Getting too many answers can often make a story less exciting. It can destroy characters. It can make a world seem smaller than it did before. It can even make the events of a story seem less realistic. Above all, over-explaining takes space that could have been occupied by our own imaginative process and replaces it with something more finite and, therefore, less interesting.
That’s not to say this impulse to explain isn’t understandable. As stated before, there are consequences for under-explaining and, moreover, it makes sense that a writer would want to reveal more about the fictional world they’ve put their readers in and, in that respect, all the films on this list are due a bit of our sympathy.
Nonetheless, they are all lessons in the value of leaving some things a bit vague in fiction – of leaving audiences a bit of imaginative space in the narrative where their own minds can conjure things much more affecting than a simple explanation ever could.
10. The Ring (2002)
The fact that the Ring over-explains itself a bit is not a surprise. Its source material, a much lesser-known Japanese novel, is less of a mystical horror-fantasy narrative and more of a pandemic narrative, where figuring out exactly how the pandemic will spread is part of the point (it also has far less likeable characters who have luckily been altered or removed entirely from the film adaptation).
Though the film is much more of a straight horror story than its pandemic-focused source material, an emphasis on explanation does survive The Ring’s slight generic readjustment.
On some level, having well-defined rules works in this movie. The whole central conceit of dying seven days after watching a cursed video tape is an interesting one. It leaves a ticking clock hanging over the events of the film, increasing tension and scares as the film progresses.
However, certain explanations take away from that same tension.
For example, it is discovered that the ghostly antagonist of the film, Samara, was killed after being enclosed in a well. How long can one survive in a well? Seven days, states the protagonist of the film.
It all comes across as a bit silly. A ghost gives you 7 days to die after watching a video tape because… it took her seven days to starve or die of thirst in a well? Aside from that logic being specious at best, it also robs the central conceit of the movie of its mystique. Instead of being this almost random, ticking clock, one that embodies a vague fear generated by the growing prevalence of in-home media consumption, we learn that it all actually due to a girl surviving a very particular amount of time in a well somewhere.

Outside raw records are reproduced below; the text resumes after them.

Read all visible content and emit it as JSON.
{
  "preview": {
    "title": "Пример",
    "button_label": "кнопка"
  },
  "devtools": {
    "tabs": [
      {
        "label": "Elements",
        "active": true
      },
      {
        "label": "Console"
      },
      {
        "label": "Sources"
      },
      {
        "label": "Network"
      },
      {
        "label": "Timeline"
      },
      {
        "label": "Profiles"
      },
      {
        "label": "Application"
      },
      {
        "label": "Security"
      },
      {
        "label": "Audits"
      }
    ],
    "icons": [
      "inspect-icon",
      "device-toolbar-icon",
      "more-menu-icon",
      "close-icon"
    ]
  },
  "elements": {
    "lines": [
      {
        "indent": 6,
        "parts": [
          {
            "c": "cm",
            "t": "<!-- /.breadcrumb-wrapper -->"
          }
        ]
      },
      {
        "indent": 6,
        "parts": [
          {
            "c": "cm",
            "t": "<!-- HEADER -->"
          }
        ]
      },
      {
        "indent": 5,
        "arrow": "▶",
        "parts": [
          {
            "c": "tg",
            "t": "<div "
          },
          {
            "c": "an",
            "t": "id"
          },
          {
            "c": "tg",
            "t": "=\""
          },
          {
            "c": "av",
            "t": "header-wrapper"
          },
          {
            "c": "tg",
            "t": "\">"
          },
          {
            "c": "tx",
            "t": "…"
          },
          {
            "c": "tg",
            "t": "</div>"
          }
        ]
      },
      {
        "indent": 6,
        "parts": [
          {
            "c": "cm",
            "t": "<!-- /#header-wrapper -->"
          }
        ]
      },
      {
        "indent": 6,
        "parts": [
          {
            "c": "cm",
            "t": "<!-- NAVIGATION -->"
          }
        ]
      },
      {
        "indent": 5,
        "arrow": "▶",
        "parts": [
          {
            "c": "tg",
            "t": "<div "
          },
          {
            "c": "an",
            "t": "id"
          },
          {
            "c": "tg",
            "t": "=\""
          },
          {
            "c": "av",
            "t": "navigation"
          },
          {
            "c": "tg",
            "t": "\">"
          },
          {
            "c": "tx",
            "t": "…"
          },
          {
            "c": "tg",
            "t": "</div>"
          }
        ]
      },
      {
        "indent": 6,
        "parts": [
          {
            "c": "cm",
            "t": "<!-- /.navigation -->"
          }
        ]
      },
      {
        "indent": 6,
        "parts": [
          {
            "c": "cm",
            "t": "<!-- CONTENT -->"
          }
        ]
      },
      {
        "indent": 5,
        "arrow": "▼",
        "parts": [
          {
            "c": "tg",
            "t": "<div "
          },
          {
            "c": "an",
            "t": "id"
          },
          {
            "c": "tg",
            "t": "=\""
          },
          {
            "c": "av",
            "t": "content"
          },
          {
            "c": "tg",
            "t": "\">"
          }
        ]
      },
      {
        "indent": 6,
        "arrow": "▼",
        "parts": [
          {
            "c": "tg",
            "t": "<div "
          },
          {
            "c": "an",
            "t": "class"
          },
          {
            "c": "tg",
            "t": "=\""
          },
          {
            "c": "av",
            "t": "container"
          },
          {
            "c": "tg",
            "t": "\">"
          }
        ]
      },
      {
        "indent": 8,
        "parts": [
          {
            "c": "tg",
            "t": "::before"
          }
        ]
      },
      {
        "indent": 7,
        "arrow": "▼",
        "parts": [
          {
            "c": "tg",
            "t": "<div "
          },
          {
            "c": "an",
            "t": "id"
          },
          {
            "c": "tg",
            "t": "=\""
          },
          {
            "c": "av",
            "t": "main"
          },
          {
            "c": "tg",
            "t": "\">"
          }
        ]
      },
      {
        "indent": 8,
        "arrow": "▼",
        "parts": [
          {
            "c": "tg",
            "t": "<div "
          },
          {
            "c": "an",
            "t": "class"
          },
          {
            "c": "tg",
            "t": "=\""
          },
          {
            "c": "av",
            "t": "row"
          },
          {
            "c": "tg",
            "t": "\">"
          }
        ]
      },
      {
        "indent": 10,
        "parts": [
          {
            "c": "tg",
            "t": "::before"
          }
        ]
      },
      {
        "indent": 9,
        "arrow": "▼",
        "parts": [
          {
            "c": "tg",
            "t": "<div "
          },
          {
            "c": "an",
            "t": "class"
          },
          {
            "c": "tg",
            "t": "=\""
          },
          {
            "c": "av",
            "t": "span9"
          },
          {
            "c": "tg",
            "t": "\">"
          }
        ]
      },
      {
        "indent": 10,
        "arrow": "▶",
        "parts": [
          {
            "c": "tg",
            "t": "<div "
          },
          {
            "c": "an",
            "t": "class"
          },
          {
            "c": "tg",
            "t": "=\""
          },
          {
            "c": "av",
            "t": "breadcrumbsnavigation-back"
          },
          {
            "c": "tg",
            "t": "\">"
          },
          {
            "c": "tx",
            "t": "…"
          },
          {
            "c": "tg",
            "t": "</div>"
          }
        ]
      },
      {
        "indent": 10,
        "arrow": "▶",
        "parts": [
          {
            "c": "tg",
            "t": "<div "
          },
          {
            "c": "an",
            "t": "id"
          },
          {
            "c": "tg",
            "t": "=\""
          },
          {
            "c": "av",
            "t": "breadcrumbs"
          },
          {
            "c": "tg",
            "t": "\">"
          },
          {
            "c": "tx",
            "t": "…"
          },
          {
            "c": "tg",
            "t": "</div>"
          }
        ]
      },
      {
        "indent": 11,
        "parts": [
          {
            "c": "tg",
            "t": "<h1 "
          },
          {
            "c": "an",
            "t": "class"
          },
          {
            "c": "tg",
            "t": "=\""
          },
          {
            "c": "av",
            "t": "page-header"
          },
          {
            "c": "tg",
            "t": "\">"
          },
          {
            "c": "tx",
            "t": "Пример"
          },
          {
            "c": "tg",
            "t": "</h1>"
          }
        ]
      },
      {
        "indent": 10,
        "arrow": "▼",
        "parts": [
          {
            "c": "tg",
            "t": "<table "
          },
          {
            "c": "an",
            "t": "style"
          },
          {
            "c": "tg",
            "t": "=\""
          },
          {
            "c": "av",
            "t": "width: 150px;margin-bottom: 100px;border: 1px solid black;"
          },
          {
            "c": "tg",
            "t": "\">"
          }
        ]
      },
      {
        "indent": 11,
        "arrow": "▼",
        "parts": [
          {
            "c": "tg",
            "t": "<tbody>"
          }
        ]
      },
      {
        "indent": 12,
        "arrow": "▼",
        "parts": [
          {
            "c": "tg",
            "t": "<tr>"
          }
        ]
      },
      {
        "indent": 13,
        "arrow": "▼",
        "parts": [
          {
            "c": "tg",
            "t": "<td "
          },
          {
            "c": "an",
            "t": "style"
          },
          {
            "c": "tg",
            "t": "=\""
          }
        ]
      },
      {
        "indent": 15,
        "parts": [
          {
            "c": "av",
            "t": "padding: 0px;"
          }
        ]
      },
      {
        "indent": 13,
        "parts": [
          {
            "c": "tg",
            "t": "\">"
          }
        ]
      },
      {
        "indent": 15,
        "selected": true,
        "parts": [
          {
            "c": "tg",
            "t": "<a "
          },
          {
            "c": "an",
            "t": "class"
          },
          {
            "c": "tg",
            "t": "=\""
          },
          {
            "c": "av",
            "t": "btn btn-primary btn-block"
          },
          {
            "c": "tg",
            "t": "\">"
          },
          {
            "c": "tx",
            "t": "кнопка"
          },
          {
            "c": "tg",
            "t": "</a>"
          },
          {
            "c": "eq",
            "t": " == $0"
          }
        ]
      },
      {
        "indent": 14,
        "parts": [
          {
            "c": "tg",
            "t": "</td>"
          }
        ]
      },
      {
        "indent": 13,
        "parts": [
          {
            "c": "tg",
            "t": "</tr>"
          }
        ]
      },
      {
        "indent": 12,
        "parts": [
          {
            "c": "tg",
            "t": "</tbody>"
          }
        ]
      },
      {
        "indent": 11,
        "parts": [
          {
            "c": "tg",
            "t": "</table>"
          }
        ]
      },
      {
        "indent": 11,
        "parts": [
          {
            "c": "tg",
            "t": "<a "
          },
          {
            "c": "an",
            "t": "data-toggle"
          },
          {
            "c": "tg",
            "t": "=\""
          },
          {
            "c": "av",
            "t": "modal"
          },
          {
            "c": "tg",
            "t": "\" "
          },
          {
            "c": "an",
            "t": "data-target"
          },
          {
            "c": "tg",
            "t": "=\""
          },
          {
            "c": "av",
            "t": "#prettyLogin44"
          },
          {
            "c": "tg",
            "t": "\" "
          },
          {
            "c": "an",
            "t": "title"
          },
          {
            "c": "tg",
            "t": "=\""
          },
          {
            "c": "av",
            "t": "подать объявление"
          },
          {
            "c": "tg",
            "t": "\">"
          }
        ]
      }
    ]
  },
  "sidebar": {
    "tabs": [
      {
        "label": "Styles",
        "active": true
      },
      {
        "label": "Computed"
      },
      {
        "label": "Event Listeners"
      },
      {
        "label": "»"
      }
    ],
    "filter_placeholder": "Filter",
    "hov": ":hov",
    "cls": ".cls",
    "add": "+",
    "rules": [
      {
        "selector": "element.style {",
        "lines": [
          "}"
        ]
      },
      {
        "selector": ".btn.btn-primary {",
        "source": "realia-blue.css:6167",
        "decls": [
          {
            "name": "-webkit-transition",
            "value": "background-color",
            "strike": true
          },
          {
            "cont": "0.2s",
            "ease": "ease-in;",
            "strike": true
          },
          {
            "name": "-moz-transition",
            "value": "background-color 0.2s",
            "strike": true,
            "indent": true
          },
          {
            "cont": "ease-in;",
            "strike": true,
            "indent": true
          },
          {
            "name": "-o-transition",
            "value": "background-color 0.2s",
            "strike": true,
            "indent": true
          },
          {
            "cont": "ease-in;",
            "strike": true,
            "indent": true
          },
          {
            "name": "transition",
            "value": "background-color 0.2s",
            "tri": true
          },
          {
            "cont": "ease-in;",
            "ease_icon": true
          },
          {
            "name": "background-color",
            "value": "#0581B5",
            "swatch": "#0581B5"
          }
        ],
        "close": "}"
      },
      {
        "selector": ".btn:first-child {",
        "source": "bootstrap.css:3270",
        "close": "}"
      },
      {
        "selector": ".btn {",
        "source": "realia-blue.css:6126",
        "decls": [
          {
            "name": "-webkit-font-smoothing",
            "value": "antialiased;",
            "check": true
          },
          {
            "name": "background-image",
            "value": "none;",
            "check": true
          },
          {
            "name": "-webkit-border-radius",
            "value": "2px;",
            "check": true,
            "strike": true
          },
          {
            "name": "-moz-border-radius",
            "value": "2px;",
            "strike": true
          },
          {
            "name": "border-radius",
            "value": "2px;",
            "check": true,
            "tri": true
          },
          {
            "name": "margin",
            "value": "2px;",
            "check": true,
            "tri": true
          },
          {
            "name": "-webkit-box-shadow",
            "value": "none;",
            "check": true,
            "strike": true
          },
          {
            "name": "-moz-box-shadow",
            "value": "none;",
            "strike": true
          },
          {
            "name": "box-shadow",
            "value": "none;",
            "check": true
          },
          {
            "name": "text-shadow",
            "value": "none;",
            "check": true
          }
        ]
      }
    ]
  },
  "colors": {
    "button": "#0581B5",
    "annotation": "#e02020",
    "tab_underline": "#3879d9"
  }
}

Now, giving answers to the viewer is basically a necessity in a film like this: an investigative horror movie that’s as much detective fiction as horror fiction. However, trying to tie up all loose ends inevitably ends in some silliness that will undercut the more impactful horror moments of the film, as is the case here.